The second reason put forward by the Commission against substantively legislating for referendums is that there is no agreement on what a ‘fundamental constitutional issue’ is, either in principle or across parties. This argument was also made by the House of Lords Constitution Committee in the past. Despite the supposed intractability of this problem, the Constitution Committee came up with an impressive list, cited by the Commission too, arguing that ‘fundamental constitutional issues’ include (but are not limited to) actions to: ‘Abolish the monarchy, to leave the European Union, for the nations to secede from the union, to abolish either House of Parliament, to amend the electoral system, to adopt a written constitution or to amend the system of currency.’ I understand the concern about over-legalizing the uses of referendums in a political constitution, and of binding the hands of government unnecessarily. I understand too the worry that every policy question should not be litigated about whether a referendum is necessary. Nevertheless, a legal challenge was already raised arguing that a referendum was required on the Lisbon Treaty when one was promised on the Constitutional Treaty in the case of R (On the Application of Wheeler) v Office of the Prime Minister. As the Commission rightly stresses in its report, referendums are here to stay. I suspect legal challenges will increasingly be made to the necessity for referendums, with or without further underlying legislation.
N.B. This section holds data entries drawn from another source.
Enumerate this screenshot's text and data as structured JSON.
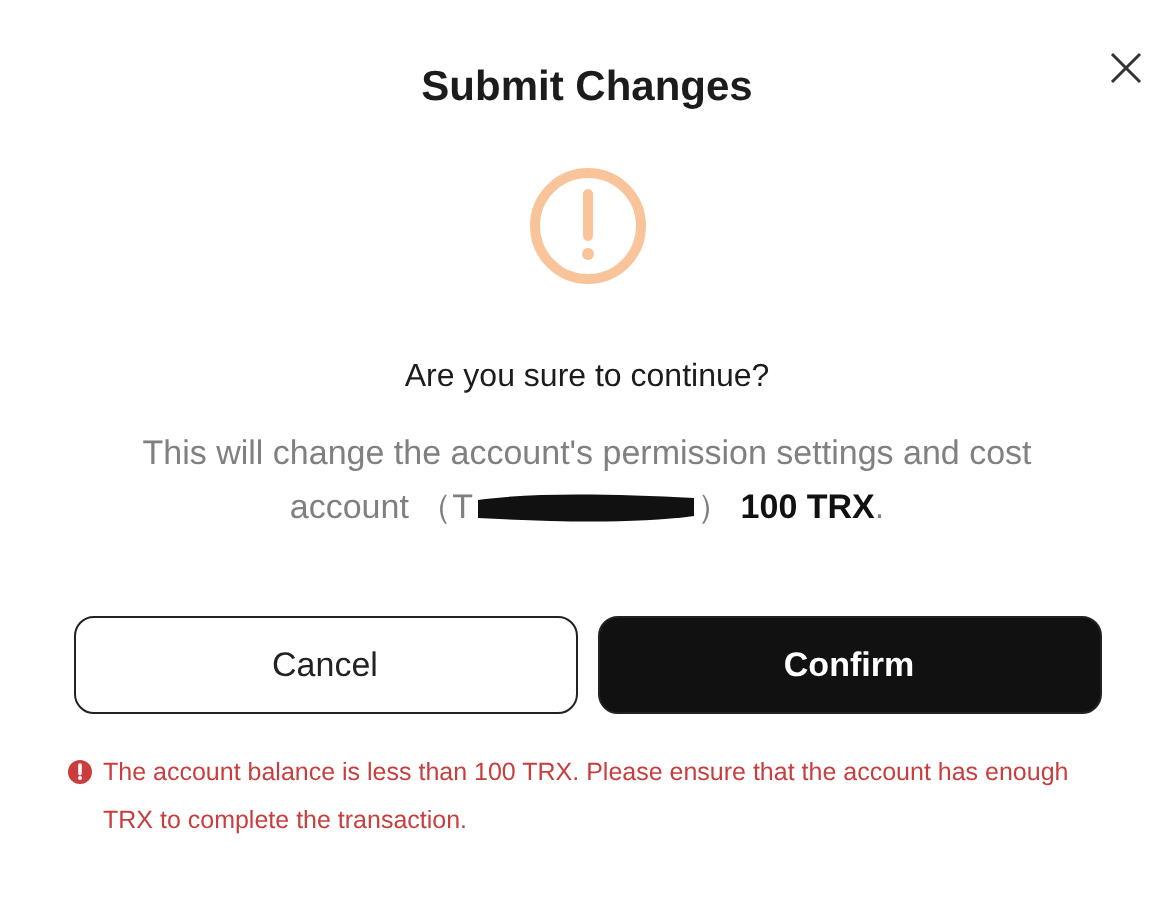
{
  "dialog": {
    "title": "Submit Changes",
    "question": "Are you sure to continue?",
    "description_line": "This will change the account's permission settings and cost",
    "description_before": "account （T",
    "description_after": "） **100 TRX**.",
    "buttons": [
      {
        "label": "Cancel",
        "kind": "secondary"
      },
      {
        "label": "Confirm",
        "kind": "primary"
      }
    ],
    "error": "The account balance is less than 100 TRX. Please ensure that the account has enough TRX to complete the transaction."
  }
}
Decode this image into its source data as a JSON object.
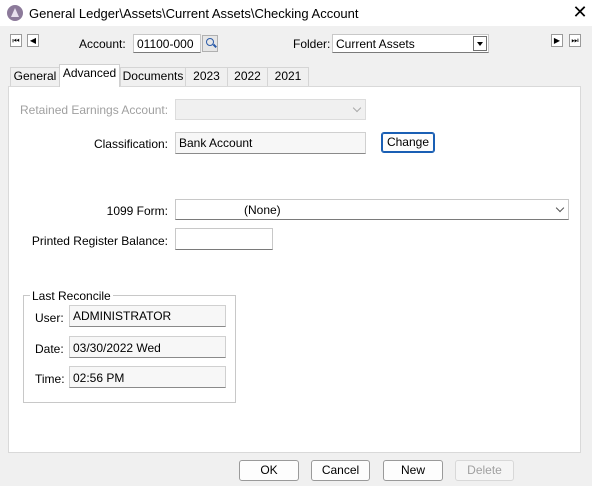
{
  "window": {
    "title": "General Ledger\\Assets\\Current Assets\\Checking Account",
    "close_glyph": "✕"
  },
  "nav": {
    "first_glyph": "⏮",
    "prev_glyph": "◀",
    "next_glyph": "▶",
    "last_glyph": "⏭"
  },
  "account": {
    "label": "Account:",
    "value": "01100-000"
  },
  "folder": {
    "label": "Folder:",
    "value": "Current Assets"
  },
  "tabs": [
    {
      "label": "General"
    },
    {
      "label": "Advanced"
    },
    {
      "label": "Documents"
    },
    {
      "label": "2023"
    },
    {
      "label": "2022"
    },
    {
      "label": "2021"
    }
  ],
  "advanced": {
    "retained_label": "Retained Earnings Account:",
    "retained_value": "",
    "classification_label": "Classification:",
    "classification_value": "Bank Account",
    "change_label": "Change",
    "form1099_label": "1099 Form:",
    "form1099_value": "(None)",
    "printed_balance_label": "Printed Register Balance:",
    "printed_balance_value": ""
  },
  "last_reconcile": {
    "title": "Last Reconcile",
    "user_label": "User:",
    "user_value": "ADMINISTRATOR",
    "date_label": "Date:",
    "date_value": "03/30/2022 Wed",
    "time_label": "Time:",
    "time_value": "02:56 PM"
  },
  "buttons": {
    "ok": "OK",
    "cancel": "Cancel",
    "new": "New",
    "delete": "Delete"
  },
  "colors": {
    "accent": "#1a5fb4",
    "panel": "#ffffff",
    "background": "#f0f0f0",
    "disabled_text": "#a0a0a0"
  }
}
The merits of democracy are clearest in the long term. They can be seen in the successful transitions of power between groups who vehemently disagree, the compromises such as the Good Friday Agreement in 1998, and in significant constitutional developments such as devolution. All of these successes require amending and tending institutions over the very long term. The Commission argues in its report that ‘We require a culture change in how the role of referendums in UK democracy is conceived.’ This is right and, like all culture change, this shift will take time. This culture change requires large and small evolutions to attitudes and institutions. It does require evolutions in norms, but the roadmap advocated by the Commission is so ambitious that it requires new, substantive underlying legislation too. The Commission should be commended for suggesting a roadmap for the use of referendums which points towards more good days for democracy in the long term; whatever democracy’s short-term faults.
Leah Trueblood is a Lecturer in Law at Hertford College, University of Oxford
(Suggested citation: L. Trueblood, ‘More Good Days for Democracy: The Report of the Independent Commission on Referendums’, U.K. Const. L. Blog (18th Jul. 2018) (available at https://ukconstitutionallaw.org/))